On July 17, 2017, the New Jersey Department of Environmental Protection (NJDEP) published proposed rules that included the long-awaited Heating Oil Tank System (HOTS) Remediation Rules (N.J.A.C. 7:26F). This rule has been rumored to be “right around the corner” for many years. It was delayed in legal review and overshadowed by the sweeping changes instituted in 2009 with the introduction of the Site Remediation Reform Act and the creation of the Licensed Site Remediation Professional (LSRP) certification. The HOTS Rules (managed by the NJDEP’s Unregulated Heating Oil Tank, or UHOT, program) pertain to a specific subset of environmental cases in New Jersey. These include both residential and small (2,000 gallons or less), non-residential heating-oil tank systems, which are unregulated tanks.
The stated objectives of the program are to:
- Allow pre-qualified professionals to investigate low-risk environmental cases
- Accelerate the NJDEP review process and reduce the time to closure, especially in cases of residential real estate transactions
- Re-direct NJDEP resources toward oversight and enforcement of high-risk cases
The “pre-qualified professional” mentioned above can either be an LSRP, or a Subsurface Evaluator (SSE). The SSE license has been around for a decade. There are several distinctions between how an LSRP and an SSE can operate on a UHOT/HOTS case:

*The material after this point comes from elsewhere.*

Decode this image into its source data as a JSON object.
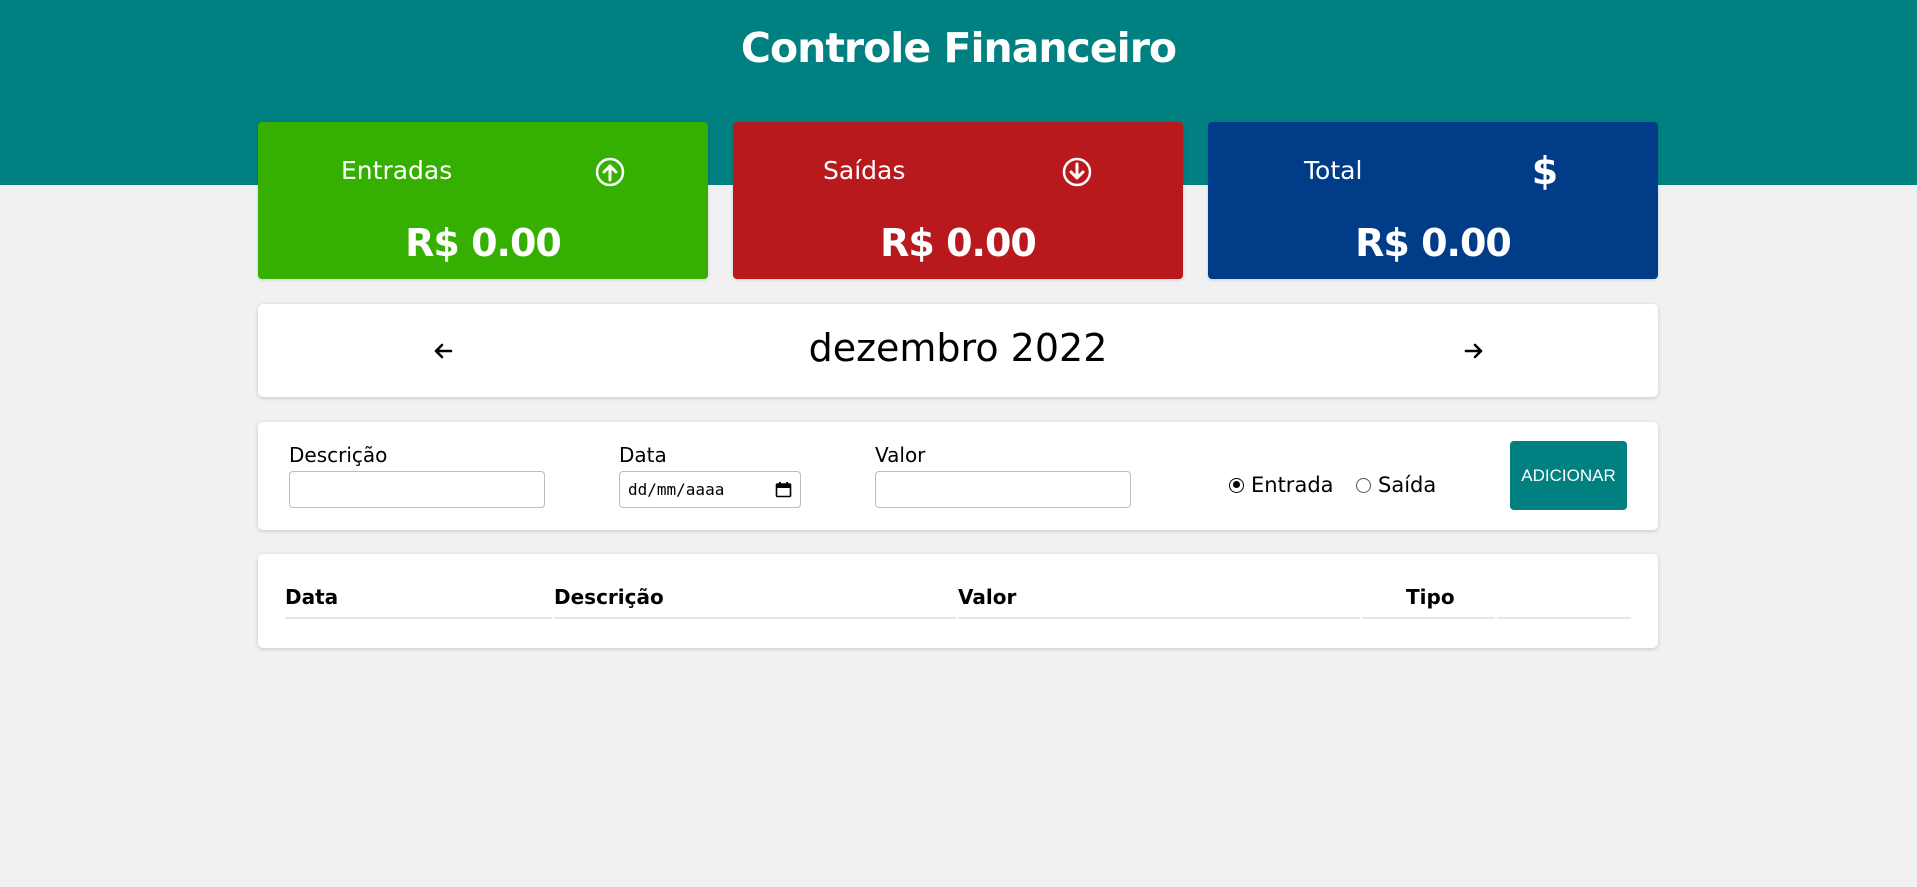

- An SSE must obtain NJDEP approval and obtain a No Further Action letter. An LSRP may “close” a HOTS case without NJDEP approval (but only in cases where the HOTS is part of a larger remediation effort).
- An SSE needs to be on-site to physically oversee the HOTS investigation and remediation. An LSRP has the ability to rely on, and certify, work performed by others.
- An SSE cannot perform an ecological risk assessment. This is considered a highly specialized task. If this is required to complete the remediation, an LSRP must be consulted.
- An SSE cannot institute a traditional Deed Notice.
- An SSE must be employed by a firm that also has an SSE certification.
Because HOTS cases are considered low-risk, the timeframes that force other cases along in a timely progression do not apply. Many residential underground tank cases await NJDEP funding, which may take 5 to 7 years to obtain. The one exception is a timeframe to remove free product; this removes the source material and limits contaminant migration while the property owner waits for funding to be approved.
Other notable changes in the proposed rule include:
- Under specific conditions, an SSE or LSRP can leave contamination in place by implementing a “HOTS Deed Notice” without NJDEP permit approval, NJDEP fees, or biennial certifications. However, filing a Deed Notice could still affect the value of the property and the cost of homeowner’s insurance.
- If the residual contamination under a residential building is estimated to be less than 15 cubic yards, an SSE or LSRP can leave contamination in place by implementing a Small Quantity Exception. This option does not require a Deed Notice.
- Removal of the requirement to analyze groundwater for Tentatively Identified Compounds. This applies to any Site contaminated by No. 2 fuel-oil only, not just HOTS cases.
There are other distinctions between HOTS cases and others that have already been in place, including lighter requirements for Public Notification, Ecological Evaluation, and potable well searches. All of these aim to give residential property owners more leeway for how they remediate their Sites, and to give them the tools they need once the house is on the market and they’re under a time crunch to get to closing. The typical time for NJDEP review of a HOTS Remedial Action Report is has been reduced to a matter of weeks by some of the changes implemented by NJDEP over the years.
The changes proposed in the HOTS Rules have knock-on effects that trigger modifications to the Discharges of Petroleum and Other Hazardous Substances rules (N.J.A.C. 7:1E), the New Jersey Pollutant Discharge Elimination System rules (N.J.A.C. 7:14A), the Underground Storage Tank rules (N.J.A.C. 7:14B), the Industrial Site Recovery Act Rules (N.J.A.C. 7:26B), the Administrative Requirements for the Remediation of Contaminated Sites (N.J.A.C. 7:26C), and the Technical Requirements for Site Remediation (N.J.A.C. 7:26E). To allow for extra opportunity to comment on all of these changes, the NJDEP extended the public comment period until September 29, 2017. The NJDEP has provided a courtesy copy of the full rule proposal at: http://www.nj.gov/dep/rules/proposals/20170717b.pdf.
For more information on this topic, contact:
Chris Valligny, SSE, LSRP
Rick Shoyer, LSRP
Senior Project Consultant